Clique Leniência


On 20 September 2021, the Administrative Council for Economic Defence (CADE) launched the Guide on Evidentiary Recommendations for Leniency Agreement Proposals (the guide) with the primary objective of clarifying the evidentiary criteria for conviction that have emerged from the CADE's tribunal case law.

This objective is a result of the need of the CADE's General Superintendence to increase the degree of certainty of its technical opinions when assessing the possibilities of conviction in proposed leniency agreement cases. This is because, as highlighted in the guide, the evaluation of evidence for the purposes of signing a leniency agreement takes place within the General Superintendence; however, for the purposes of a conviction, this judgment takes place before the CADE tribunal. Therefore, analysing the evidentiary requirements demanded by the tribunal's case law for the conviction of cartels and other infractions is a relevant parameter to guide the analysis of leniency proposals.


The guide has three central chapters. The first chapter is about the evidentiary standard, and the second chapter is about the inexistence (as a rule) of a predetermined legal value for evidence; both are fundamentally theoretical. Finally, it has a third chapter with a review of the tribunal's case law. The latter, the most extensive chapter of the guide, summarises the examples of evidence that decisively influenced the cases already appreciated by the CADE tribunal, for the purposes of conviction as well as dismissal, between the years of 1993 and 2020, with a focus on cartel cases.

On this basis, the guide considers:

  • direct evidence;
  • indirect evidence, including economic evidence, evidence of monitoring of the agreement and evidence of knowledge of the illegality;
  • evidence of the effects of the conduct in Brazil;
  • the sufficiency of the body of evidence;
  • insufficient evidence (when without complementary evidence);
  • the validity of the evidence; and
  • evidence of the degree to which the conduct conforms to the CADE's standards.

The guide provides examples of materials that can counter insufficient evidence of the existence of the conduct brought before the CADE tribunal. This comprises:

  • documents or unilateral reports;
  • economic evidence and parallelism;
  • recordings of phone calls (without knowing the content of the conversations);
  • mention of an individual or company in communications from third parties;
  • documents without authorship and/or without a date;
  • participation in emails;
  • scheduling and/or mentions of meetings; and
  • anonymous reports.

Another interesting aspect of the publication goes beyond clarifying the forms of evidence that the tribunal most commonly accepts or rejects to form its opinion. By citing the precedents obtained in the case law survey, the guide presents several annexes containing lists of the relevant excerpts from votes handed down in the tribunal that were the basis for the conclusions and the systematisation of the evidentiary recommendations in the guide.
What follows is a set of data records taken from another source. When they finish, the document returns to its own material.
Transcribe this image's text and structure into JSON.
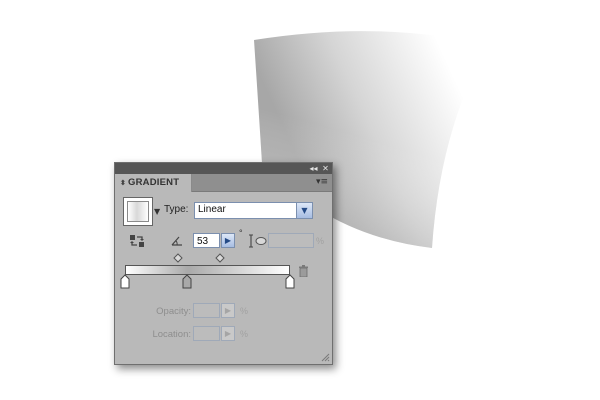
{
  "panel": {
    "collapse_glyph": "◂◂",
    "close_glyph": "✕",
    "tab_arrows": "⬍",
    "tab_title": "GRADIENT",
    "menu_glyph": "▾≡",
    "swatch_dropdown_glyph": "▼",
    "type_label": "Type:",
    "type_value": "Linear",
    "dropdown_glyph": "▼",
    "angle_value": "53",
    "angle_step_glyph": "▶",
    "degree_sign": "°",
    "aspect_value": "",
    "aspect_unit": "%",
    "opacity_label": "Opacity:",
    "opacity_value": "",
    "opacity_unit": "%",
    "location_label": "Location:",
    "location_value": "",
    "location_unit": "%"
  },
  "gradient": {
    "type": "linear",
    "angle_deg": 53,
    "stops": [
      {
        "color": "#ffffff",
        "location": 0
      },
      {
        "color": "#a9a9a9",
        "location": 38
      },
      {
        "color": "#ffffff",
        "location": 100
      }
    ],
    "midpoints": [
      32,
      57
    ]
  },
  "colors": {
    "panel_bg": "#b9b9b9",
    "titlebar": "#565656",
    "input_border": "#7b8fae"
  },
  "icons": [
    "reverse-gradient-icon",
    "angle-icon",
    "aspect-ratio-icon",
    "trash-icon",
    "resize-grip-icon"
  ]
}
This provides a point of reference that will certainly be of use for CADE itself, as well as for companies.

Clique Leniência

The launch of the guide is accompanied by a second initiative from the CADE that is also focused on strengthening the leniency programme: the creation of the tool named Clique Leniência (Click Leniency). Regulated by the CADE's Ordinance 416, which was published on 9 September 2021, the Clique Leniência system allows the interested party to make a confidential request that certifies them as the first to propose a leniency agreement in relation to a given conduct. This request can be made on the CADE's website at any time. The request will be considered to have been made on the day and time stated in the electronic receipt issued by the system and it does not prevent the request from being made in person at the CADE's specialised unit or by telephone or email, which are reserved for communications of this type.


Both the guide and Clique Leniência, which were launched at approximately the same time, appear to be attempts to make the CADE's leniency programme more accessible to potentially interested parties. The initiatives provide better guidance regarding the formalisation, negotiation and execution of agreements, which is likely in response to the significant decrease in leniency requests that has been observed in Brazil, and globally, since 2017.

For further information on this topic please contact Marcela Mattiuzzo or Jéssica Costa at VMCA by telephone (+55 11 3939 0708) or email ([email protected] or [email protected]). The VMCA website can be accessed at